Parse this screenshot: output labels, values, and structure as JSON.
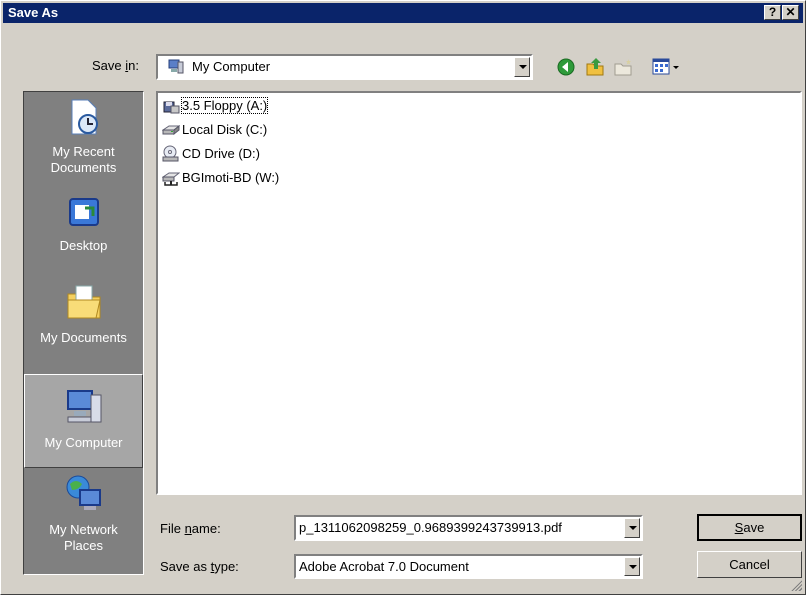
{
  "window": {
    "title": "Save As",
    "help_label": "?",
    "close_label": "✕"
  },
  "save_in": {
    "label_pre": "Save ",
    "label_key": "i",
    "label_post": "n:",
    "value": "My Computer"
  },
  "toolbar": {
    "icons": [
      "back-icon",
      "up-folder-icon",
      "new-folder-icon",
      "views-menu-icon"
    ]
  },
  "places": [
    {
      "label": "My Recent\nDocuments",
      "icon": "recent-documents-icon"
    },
    {
      "label": "Desktop",
      "icon": "desktop-icon"
    },
    {
      "label": "My Documents",
      "icon": "my-documents-icon"
    },
    {
      "label": "My Computer",
      "icon": "my-computer-icon",
      "selected": true
    },
    {
      "label": "My Network\nPlaces",
      "icon": "network-places-icon"
    }
  ],
  "files": [
    {
      "name": "3.5 Floppy (A:)",
      "icon": "floppy-drive-icon"
    },
    {
      "name": "Local Disk (C:)",
      "icon": "hard-disk-icon"
    },
    {
      "name": "CD Drive (D:)",
      "icon": "cd-drive-icon"
    },
    {
      "name": "BGImoti-BD (W:)",
      "icon": "network-drive-icon"
    }
  ],
  "file_name": {
    "label_pre": "File ",
    "label_key": "n",
    "label_post": "ame:",
    "value": "p_1311062098259_0.9689399243739913.pdf"
  },
  "save_type": {
    "label_pre": "Save as ",
    "label_key": "t",
    "label_post": "ype:",
    "value": "Adobe Acrobat 7.0 Document"
  },
  "buttons": {
    "save_key": "S",
    "save_rest": "ave",
    "cancel": "Cancel"
  },
  "colors": {
    "titlebar": "#0a246a",
    "face": "#d4d0c8",
    "places_bg": "#808080"
  }
}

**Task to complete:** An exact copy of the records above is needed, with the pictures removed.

**Solution for this exercise:**
Parse this screenshot: output labels, values, and structure as JSON.
{
  "window": {
    "title": "Save As",
    "help_label": "?",
    "close_label": "✕"
  },
  "save_in": {
    "label_pre": "Save ",
    "label_key": "i",
    "label_post": "n:",
    "value": "My Computer"
  },
  "toolbar": {
    "icons": [
      "back-icon",
      "up-folder-icon",
      "new-folder-icon",
      "views-menu-icon"
    ]
  },
  "places": [
    {
      "label": "My Recent\nDocuments",
      "icon": "recent-documents-icon"
    },
    {
      "label": "Desktop",
      "icon": "desktop-icon"
    },
    {
      "label": "My Documents",
      "icon": "my-documents-icon"
    },
    {
      "label": "My Computer",
      "icon": "my-computer-icon",
      "selected": true
    },
    {
      "label": "My Network\nPlaces",
      "icon": "network-places-icon"
    }
  ],
  "files": [
    {
      "name": "3.5 Floppy (A:)",
      "icon": "floppy-drive-icon"
    },
    {
      "name": "Local Disk (C:)",
      "icon": "hard-disk-icon"
    },
    {
      "name": "CD Drive (D:)",
      "icon": "cd-drive-icon"
    },
    {
      "name": "BGImoti-BD (W:)",
      "icon": "network-drive-icon"
    }
  ],
  "file_name": {
    "label_pre": "File ",
    "label_key": "n",
    "label_post": "ame:",
    "value": "p_1311062098259_0.9689399243739913.pdf"
  },
  "save_type": {
    "label_pre": "Save as ",
    "label_key": "t",
    "label_post": "ype:",
    "value": "Adobe Acrobat 7.0 Document"
  },
  "buttons": {
    "save_key": "S",
    "save_rest": "ave",
    "cancel": "Cancel"
  },
  "colors": {
    "titlebar": "#0a246a",
    "face": "#d4d0c8",
    "places_bg": "#808080"
  }
}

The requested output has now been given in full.